## [What to work on]
Pictures aside, return all of the records exactly as they stand.

## [Records for processing]
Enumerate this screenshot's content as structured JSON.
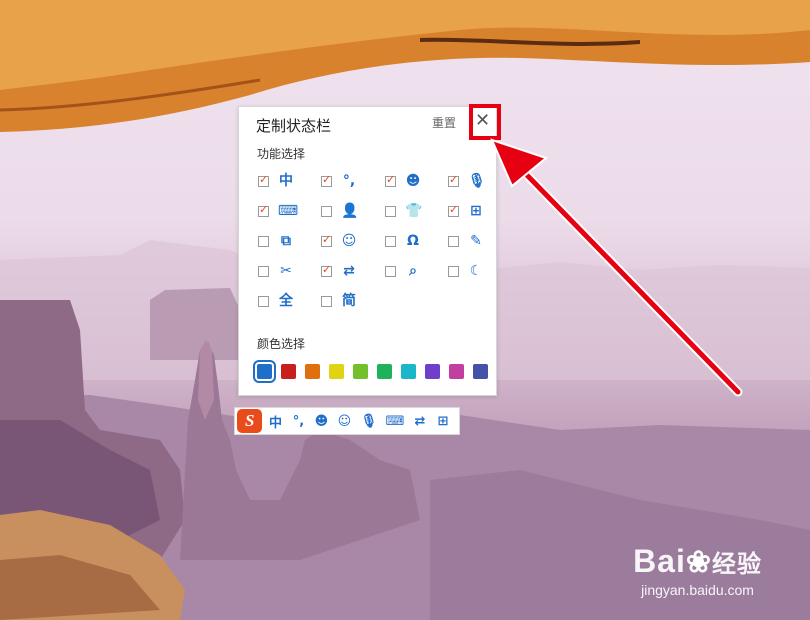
{
  "panel": {
    "title": "定制状态栏",
    "reset_label": "重置",
    "close_label": "✕",
    "function_section_title": "功能选择",
    "color_section_title": "颜色选择",
    "functions": [
      {
        "name": "chinese-mode",
        "icon": "中",
        "checked": true
      },
      {
        "name": "punctuation",
        "icon": "°,",
        "checked": true
      },
      {
        "name": "emoji",
        "icon": "☻",
        "checked": true
      },
      {
        "name": "microphone",
        "icon": "🎙",
        "checked": true
      },
      {
        "name": "keyboard",
        "icon": "⌨",
        "checked": true
      },
      {
        "name": "user",
        "icon": "👤",
        "checked": false
      },
      {
        "name": "skin",
        "icon": "👕",
        "checked": false
      },
      {
        "name": "apps",
        "icon": "⊞",
        "checked": true
      },
      {
        "name": "clipboard",
        "icon": "⧉",
        "checked": false
      },
      {
        "name": "expression",
        "icon": "☺",
        "checked": true
      },
      {
        "name": "special-char",
        "icon": "Ω",
        "checked": false
      },
      {
        "name": "handwriting",
        "icon": "✎",
        "checked": false
      },
      {
        "name": "screenshot",
        "icon": "✂",
        "checked": false
      },
      {
        "name": "translate",
        "icon": "⇄",
        "checked": true
      },
      {
        "name": "search",
        "icon": "⌕",
        "checked": false
      },
      {
        "name": "night-mode",
        "icon": "☾",
        "checked": false
      },
      {
        "name": "full-width",
        "icon": "全",
        "checked": false
      },
      {
        "name": "simplified",
        "icon": "简",
        "checked": false
      }
    ],
    "colors": [
      "#1f6ec9",
      "#c81e1e",
      "#e0700f",
      "#dfd313",
      "#74c02a",
      "#1fb25a",
      "#1ab7c9",
      "#6f3fcc",
      "#c23fa0",
      "#4452a8"
    ],
    "selected_color_index": 0
  },
  "statusbar": {
    "logo_letter": "S",
    "icons": [
      "中",
      "°,",
      "☻",
      "☺",
      "🎙",
      "⌨",
      "⇄",
      "⊞"
    ]
  },
  "watermark": {
    "logo_text": "Bai",
    "logo_suffix": "经验",
    "url": "jingyan.baidu.com"
  }
}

## [Exercise result]
Enumerate this screenshot's content as structured JSON.
{
  "panel": {
    "title": "定制状态栏",
    "reset_label": "重置",
    "close_label": "✕",
    "function_section_title": "功能选择",
    "color_section_title": "颜色选择",
    "functions": [
      {
        "name": "chinese-mode",
        "icon": "中",
        "checked": true
      },
      {
        "name": "punctuation",
        "icon": "°,",
        "checked": true
      },
      {
        "name": "emoji",
        "icon": "☻",
        "checked": true
      },
      {
        "name": "microphone",
        "icon": "🎙",
        "checked": true
      },
      {
        "name": "keyboard",
        "icon": "⌨",
        "checked": true
      },
      {
        "name": "user",
        "icon": "👤",
        "checked": false
      },
      {
        "name": "skin",
        "icon": "👕",
        "checked": false
      },
      {
        "name": "apps",
        "icon": "⊞",
        "checked": true
      },
      {
        "name": "clipboard",
        "icon": "⧉",
        "checked": false
      },
      {
        "name": "expression",
        "icon": "☺",
        "checked": true
      },
      {
        "name": "special-char",
        "icon": "Ω",
        "checked": false
      },
      {
        "name": "handwriting",
        "icon": "✎",
        "checked": false
      },
      {
        "name": "screenshot",
        "icon": "✂",
        "checked": false
      },
      {
        "name": "translate",
        "icon": "⇄",
        "checked": true
      },
      {
        "name": "search",
        "icon": "⌕",
        "checked": false
      },
      {
        "name": "night-mode",
        "icon": "☾",
        "checked": false
      },
      {
        "name": "full-width",
        "icon": "全",
        "checked": false
      },
      {
        "name": "simplified",
        "icon": "简",
        "checked": false
      }
    ],
    "colors": [
      "#1f6ec9",
      "#c81e1e",
      "#e0700f",
      "#dfd313",
      "#74c02a",
      "#1fb25a",
      "#1ab7c9",
      "#6f3fcc",
      "#c23fa0",
      "#4452a8"
    ],
    "selected_color_index": 0
  },
  "statusbar": {
    "logo_letter": "S",
    "icons": [
      "中",
      "°,",
      "☻",
      "☺",
      "🎙",
      "⌨",
      "⇄",
      "⊞"
    ]
  },
  "watermark": {
    "logo_text": "Bai",
    "logo_suffix": "经验",
    "url": "jingyan.baidu.com"
  }
}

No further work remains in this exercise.